• [What is required]: Output the records that follow, with every character intact.

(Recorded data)
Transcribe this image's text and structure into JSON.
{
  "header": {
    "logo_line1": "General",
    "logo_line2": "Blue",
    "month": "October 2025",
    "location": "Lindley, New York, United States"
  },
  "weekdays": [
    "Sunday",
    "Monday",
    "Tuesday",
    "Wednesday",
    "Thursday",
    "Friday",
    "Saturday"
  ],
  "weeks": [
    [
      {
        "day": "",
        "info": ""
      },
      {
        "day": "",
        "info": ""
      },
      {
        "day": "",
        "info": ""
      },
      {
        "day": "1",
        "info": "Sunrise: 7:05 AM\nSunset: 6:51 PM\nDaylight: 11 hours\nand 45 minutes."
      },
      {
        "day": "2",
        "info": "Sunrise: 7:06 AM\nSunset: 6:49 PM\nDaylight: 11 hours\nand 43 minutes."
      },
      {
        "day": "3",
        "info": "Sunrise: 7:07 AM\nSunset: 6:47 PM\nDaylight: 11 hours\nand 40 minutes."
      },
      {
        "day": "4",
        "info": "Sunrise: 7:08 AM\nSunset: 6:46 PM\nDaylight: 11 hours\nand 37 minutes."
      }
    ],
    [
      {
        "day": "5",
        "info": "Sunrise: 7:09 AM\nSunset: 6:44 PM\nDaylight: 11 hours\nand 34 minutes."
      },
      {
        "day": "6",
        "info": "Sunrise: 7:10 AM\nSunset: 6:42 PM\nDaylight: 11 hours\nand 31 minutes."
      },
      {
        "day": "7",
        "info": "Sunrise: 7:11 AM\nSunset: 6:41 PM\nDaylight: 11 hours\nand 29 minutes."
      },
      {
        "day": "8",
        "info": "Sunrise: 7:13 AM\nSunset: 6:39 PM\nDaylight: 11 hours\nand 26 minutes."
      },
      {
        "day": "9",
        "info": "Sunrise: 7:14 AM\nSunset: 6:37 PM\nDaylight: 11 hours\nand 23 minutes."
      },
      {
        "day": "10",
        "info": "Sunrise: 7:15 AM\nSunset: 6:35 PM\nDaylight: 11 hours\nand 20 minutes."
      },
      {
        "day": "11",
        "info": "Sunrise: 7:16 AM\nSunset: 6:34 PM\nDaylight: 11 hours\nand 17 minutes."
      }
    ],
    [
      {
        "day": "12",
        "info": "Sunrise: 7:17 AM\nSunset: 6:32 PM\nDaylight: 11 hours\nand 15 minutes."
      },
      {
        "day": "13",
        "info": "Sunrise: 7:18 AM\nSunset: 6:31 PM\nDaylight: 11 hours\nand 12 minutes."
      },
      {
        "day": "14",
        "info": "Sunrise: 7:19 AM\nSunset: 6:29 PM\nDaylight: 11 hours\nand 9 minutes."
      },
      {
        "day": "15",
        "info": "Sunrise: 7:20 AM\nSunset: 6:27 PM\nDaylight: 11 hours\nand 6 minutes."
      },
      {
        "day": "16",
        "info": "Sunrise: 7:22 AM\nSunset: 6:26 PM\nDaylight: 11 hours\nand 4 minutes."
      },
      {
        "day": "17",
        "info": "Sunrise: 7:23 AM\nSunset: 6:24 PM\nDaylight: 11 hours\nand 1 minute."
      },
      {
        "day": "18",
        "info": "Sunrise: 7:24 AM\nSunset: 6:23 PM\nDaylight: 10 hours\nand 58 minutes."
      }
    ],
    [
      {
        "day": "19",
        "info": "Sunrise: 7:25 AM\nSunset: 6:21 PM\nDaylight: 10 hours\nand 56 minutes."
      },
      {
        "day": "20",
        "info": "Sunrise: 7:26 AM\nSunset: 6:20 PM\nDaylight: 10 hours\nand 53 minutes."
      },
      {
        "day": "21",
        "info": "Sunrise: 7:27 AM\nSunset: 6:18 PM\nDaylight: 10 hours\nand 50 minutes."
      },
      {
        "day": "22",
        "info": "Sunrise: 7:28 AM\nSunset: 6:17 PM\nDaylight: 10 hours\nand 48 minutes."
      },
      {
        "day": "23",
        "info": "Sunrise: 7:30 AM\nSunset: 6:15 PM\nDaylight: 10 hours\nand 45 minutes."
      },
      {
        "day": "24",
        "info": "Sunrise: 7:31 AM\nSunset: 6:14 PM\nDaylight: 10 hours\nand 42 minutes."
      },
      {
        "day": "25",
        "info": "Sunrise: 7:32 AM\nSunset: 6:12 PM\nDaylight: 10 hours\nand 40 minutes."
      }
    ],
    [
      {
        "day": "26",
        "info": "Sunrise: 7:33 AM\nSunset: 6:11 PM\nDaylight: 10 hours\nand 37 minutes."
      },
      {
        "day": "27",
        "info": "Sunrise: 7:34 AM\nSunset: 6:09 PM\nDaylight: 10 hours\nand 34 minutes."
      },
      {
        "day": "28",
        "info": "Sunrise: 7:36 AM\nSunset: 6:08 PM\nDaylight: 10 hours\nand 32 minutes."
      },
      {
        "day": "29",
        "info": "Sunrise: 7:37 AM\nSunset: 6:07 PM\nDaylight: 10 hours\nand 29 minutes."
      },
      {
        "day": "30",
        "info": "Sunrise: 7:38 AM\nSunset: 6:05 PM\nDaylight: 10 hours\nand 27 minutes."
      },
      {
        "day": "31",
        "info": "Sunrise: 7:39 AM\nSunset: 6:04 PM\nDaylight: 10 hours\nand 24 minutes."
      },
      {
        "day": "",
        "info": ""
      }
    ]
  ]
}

• [Result of the exercise]:
Transcribe this image's text and structure into JSON.
{
  "header": {
    "logo_line1": "General",
    "logo_line2": "Blue",
    "month": "October 2025",
    "location": "Lindley, New York, United States"
  },
  "weekdays": [
    "Sunday",
    "Monday",
    "Tuesday",
    "Wednesday",
    "Thursday",
    "Friday",
    "Saturday"
  ],
  "weeks": [
    [
      {
        "day": "",
        "info": ""
      },
      {
        "day": "",
        "info": ""
      },
      {
        "day": "",
        "info": ""
      },
      {
        "day": "1",
        "info": "Sunrise: 7:05 AM\nSunset: 6:51 PM\nDaylight: 11 hours\nand 45 minutes."
      },
      {
        "day": "2",
        "info": "Sunrise: 7:06 AM\nSunset: 6:49 PM\nDaylight: 11 hours\nand 43 minutes."
      },
      {
        "day": "3",
        "info": "Sunrise: 7:07 AM\nSunset: 6:47 PM\nDaylight: 11 hours\nand 40 minutes."
      },
      {
        "day": "4",
        "info": "Sunrise: 7:08 AM\nSunset: 6:46 PM\nDaylight: 11 hours\nand 37 minutes."
      }
    ],
    [
      {
        "day": "5",
        "info": "Sunrise: 7:09 AM\nSunset: 6:44 PM\nDaylight: 11 hours\nand 34 minutes."
      },
      {
        "day": "6",
        "info": "Sunrise: 7:10 AM\nSunset: 6:42 PM\nDaylight: 11 hours\nand 31 minutes."
      },
      {
        "day": "7",
        "info": "Sunrise: 7:11 AM\nSunset: 6:41 PM\nDaylight: 11 hours\nand 29 minutes."
      },
      {
        "day": "8",
        "info": "Sunrise: 7:13 AM\nSunset: 6:39 PM\nDaylight: 11 hours\nand 26 minutes."
      },
      {
        "day": "9",
        "info": "Sunrise: 7:14 AM\nSunset: 6:37 PM\nDaylight: 11 hours\nand 23 minutes."
      },
      {
        "day": "10",
        "info": "Sunrise: 7:15 AM\nSunset: 6:35 PM\nDaylight: 11 hours\nand 20 minutes."
      },
      {
        "day": "11",
        "info": "Sunrise: 7:16 AM\nSunset: 6:34 PM\nDaylight: 11 hours\nand 17 minutes."
      }
    ],
    [
      {
        "day": "12",
        "info": "Sunrise: 7:17 AM\nSunset: 6:32 PM\nDaylight: 11 hours\nand 15 minutes."
      },
      {
        "day": "13",
        "info": "Sunrise: 7:18 AM\nSunset: 6:31 PM\nDaylight: 11 hours\nand 12 minutes."
      },
      {
        "day": "14",
        "info": "Sunrise: 7:19 AM\nSunset: 6:29 PM\nDaylight: 11 hours\nand 9 minutes."
      },
      {
        "day": "15",
        "info": "Sunrise: 7:20 AM\nSunset: 6:27 PM\nDaylight: 11 hours\nand 6 minutes."
      },
      {
        "day": "16",
        "info": "Sunrise: 7:22 AM\nSunset: 6:26 PM\nDaylight: 11 hours\nand 4 minutes."
      },
      {
        "day": "17",
        "info": "Sunrise: 7:23 AM\nSunset: 6:24 PM\nDaylight: 11 hours\nand 1 minute."
      },
      {
        "day": "18",
        "info": "Sunrise: 7:24 AM\nSunset: 6:23 PM\nDaylight: 10 hours\nand 58 minutes."
      }
    ],
    [
      {
        "day": "19",
        "info": "Sunrise: 7:25 AM\nSunset: 6:21 PM\nDaylight: 10 hours\nand 56 minutes."
      },
      {
        "day": "20",
        "info": "Sunrise: 7:26 AM\nSunset: 6:20 PM\nDaylight: 10 hours\nand 53 minutes."
      },
      {
        "day": "21",
        "info": "Sunrise: 7:27 AM\nSunset: 6:18 PM\nDaylight: 10 hours\nand 50 minutes."
      },
      {
        "day": "22",
        "info": "Sunrise: 7:28 AM\nSunset: 6:17 PM\nDaylight: 10 hours\nand 48 minutes."
      },
      {
        "day": "23",
        "info": "Sunrise: 7:30 AM\nSunset: 6:15 PM\nDaylight: 10 hours\nand 45 minutes."
      },
      {
        "day": "24",
        "info": "Sunrise: 7:31 AM\nSunset: 6:14 PM\nDaylight: 10 hours\nand 42 minutes."
      },
      {
        "day": "25",
        "info": "Sunrise: 7:32 AM\nSunset: 6:12 PM\nDaylight: 10 hours\nand 40 minutes."
      }
    ],
    [
      {
        "day": "26",
        "info": "Sunrise: 7:33 AM\nSunset: 6:11 PM\nDaylight: 10 hours\nand 37 minutes."
      },
      {
        "day": "27",
        "info": "Sunrise: 7:34 AM\nSunset: 6:09 PM\nDaylight: 10 hours\nand 34 minutes."
      },
      {
        "day": "28",
        "info": "Sunrise: 7:36 AM\nSunset: 6:08 PM\nDaylight: 10 hours\nand 32 minutes."
      },
      {
        "day": "29",
        "info": "Sunrise: 7:37 AM\nSunset: 6:07 PM\nDaylight: 10 hours\nand 29 minutes."
      },
      {
        "day": "30",
        "info": "Sunrise: 7:38 AM\nSunset: 6:05 PM\nDaylight: 10 hours\nand 27 minutes."
      },
      {
        "day": "31",
        "info": "Sunrise: 7:39 AM\nSunset: 6:04 PM\nDaylight: 10 hours\nand 24 minutes."
      },
      {
        "day": "",
        "info": ""
      }
    ]
  ]
}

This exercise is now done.